How do we fight this? I think we have to do three things. First, we have to take it seriously. Facebook and Twitter cannot turn a blind eye to this kind of harassment. And when we receive threats to our person, we should report them to the authorities — local police and possibly the FBI — rather than choose to remain silent. Most of these threats are unlikely to be “genuine” in the sense that someone will literally come after us, but unless we treat them as fully genuine, the trolls will have no repercussions for issuing them.
Second, we have to not take it seriously. If you are an employer or an HR person or a person in authority, you have to be prepared not to believe everything you read or receive from the internet. The alt-right and Pepes have already begun proving their capacity for deception, by circulating images of anti-Trump protests that have been doctored to malign the protesters. We simply have to become more sophisticated about how we process information circulating online. The trolls are counting on our being unsophisticated, for their techniques to work.
Third, use pseudonyms wherever possible in your online life, pseudonyms as dissociated from your real-life identity as possible. Facebook makes this effectively impossible, if not completely counterproductive. But Facebook is not the only place where criticism of Trump needs to be voiced.

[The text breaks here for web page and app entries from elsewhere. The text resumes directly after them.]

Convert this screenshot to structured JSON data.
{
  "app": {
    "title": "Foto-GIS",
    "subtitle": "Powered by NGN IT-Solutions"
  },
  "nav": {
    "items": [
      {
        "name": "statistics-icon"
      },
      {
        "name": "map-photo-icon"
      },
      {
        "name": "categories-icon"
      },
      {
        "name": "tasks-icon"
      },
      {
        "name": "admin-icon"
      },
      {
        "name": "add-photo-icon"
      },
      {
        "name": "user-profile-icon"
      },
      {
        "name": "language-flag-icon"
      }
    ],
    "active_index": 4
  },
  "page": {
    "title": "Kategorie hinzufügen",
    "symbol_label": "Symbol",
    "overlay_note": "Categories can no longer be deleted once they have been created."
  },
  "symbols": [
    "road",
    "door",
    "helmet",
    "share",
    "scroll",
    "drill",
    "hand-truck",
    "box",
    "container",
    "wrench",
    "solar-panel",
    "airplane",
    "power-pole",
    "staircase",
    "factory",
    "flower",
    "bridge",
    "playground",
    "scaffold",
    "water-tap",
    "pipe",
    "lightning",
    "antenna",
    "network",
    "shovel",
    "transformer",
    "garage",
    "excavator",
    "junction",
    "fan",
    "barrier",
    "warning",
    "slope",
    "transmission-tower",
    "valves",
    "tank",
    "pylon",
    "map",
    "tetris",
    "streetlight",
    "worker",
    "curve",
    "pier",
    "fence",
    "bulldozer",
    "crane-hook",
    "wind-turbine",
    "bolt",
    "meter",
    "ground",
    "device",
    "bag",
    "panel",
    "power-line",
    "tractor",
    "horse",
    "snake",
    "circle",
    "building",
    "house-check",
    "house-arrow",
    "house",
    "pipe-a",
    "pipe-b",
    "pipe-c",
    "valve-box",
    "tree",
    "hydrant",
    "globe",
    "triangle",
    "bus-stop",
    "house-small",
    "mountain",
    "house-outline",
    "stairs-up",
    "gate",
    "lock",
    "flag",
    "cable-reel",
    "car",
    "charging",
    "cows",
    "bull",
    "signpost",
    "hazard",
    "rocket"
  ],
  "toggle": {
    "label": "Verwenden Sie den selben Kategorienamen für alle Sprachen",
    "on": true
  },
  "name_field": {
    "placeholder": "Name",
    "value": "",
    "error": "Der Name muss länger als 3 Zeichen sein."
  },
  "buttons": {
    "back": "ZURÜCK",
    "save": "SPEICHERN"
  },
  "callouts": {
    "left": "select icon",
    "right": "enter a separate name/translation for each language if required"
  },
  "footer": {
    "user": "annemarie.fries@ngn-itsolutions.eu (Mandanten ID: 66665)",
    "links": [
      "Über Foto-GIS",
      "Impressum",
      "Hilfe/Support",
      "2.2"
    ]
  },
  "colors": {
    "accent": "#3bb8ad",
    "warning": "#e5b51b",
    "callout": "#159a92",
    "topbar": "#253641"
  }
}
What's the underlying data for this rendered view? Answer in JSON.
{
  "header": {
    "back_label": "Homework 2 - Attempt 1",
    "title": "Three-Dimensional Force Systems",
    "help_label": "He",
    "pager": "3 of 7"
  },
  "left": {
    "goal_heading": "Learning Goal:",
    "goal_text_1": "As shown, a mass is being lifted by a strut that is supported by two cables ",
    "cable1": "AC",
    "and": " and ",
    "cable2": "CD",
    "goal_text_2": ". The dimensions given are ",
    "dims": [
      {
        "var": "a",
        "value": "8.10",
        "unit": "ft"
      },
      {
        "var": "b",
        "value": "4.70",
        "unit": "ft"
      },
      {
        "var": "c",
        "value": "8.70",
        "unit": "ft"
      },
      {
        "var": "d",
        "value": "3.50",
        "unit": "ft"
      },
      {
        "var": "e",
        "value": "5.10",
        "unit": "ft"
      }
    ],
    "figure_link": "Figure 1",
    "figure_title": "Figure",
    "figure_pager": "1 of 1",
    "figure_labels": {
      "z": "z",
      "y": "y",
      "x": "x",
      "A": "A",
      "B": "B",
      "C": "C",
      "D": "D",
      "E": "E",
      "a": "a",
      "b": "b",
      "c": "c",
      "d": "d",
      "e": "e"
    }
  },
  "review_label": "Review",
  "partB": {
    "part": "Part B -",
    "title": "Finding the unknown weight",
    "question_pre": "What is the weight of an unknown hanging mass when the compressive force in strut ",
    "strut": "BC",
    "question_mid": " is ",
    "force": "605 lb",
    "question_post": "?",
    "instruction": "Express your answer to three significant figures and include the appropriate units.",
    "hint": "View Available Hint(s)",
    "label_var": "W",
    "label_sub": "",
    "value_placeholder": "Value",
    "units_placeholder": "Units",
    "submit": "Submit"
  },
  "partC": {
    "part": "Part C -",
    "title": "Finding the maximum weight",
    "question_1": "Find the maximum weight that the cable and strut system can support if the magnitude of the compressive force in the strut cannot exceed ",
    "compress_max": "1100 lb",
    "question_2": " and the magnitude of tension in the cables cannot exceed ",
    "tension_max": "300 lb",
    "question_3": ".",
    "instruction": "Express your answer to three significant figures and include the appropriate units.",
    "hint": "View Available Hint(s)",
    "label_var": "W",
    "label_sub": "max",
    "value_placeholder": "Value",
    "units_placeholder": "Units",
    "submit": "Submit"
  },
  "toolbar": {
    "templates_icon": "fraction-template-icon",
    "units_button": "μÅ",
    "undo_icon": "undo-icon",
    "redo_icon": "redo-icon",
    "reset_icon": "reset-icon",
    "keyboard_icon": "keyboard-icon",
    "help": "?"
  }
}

Chuck’s threat wouldn’t have me second-guessing my public Facebook behavior if I could believe that Facebook would have my back or if I could trust that my employer wouldn’t just take Chuck’s word for it and would instead seek to talk to me for my side of the story. But as long as Facebook and Twitter are hands-off in how they manage this kind of harassment, and as long as my name is out there and potentially smeared with a “top hit” at the top of any current or future employer’s search results, the trolls behind Trump have all the power they need to enforce an enduring obedience in service of Trump’s agenda.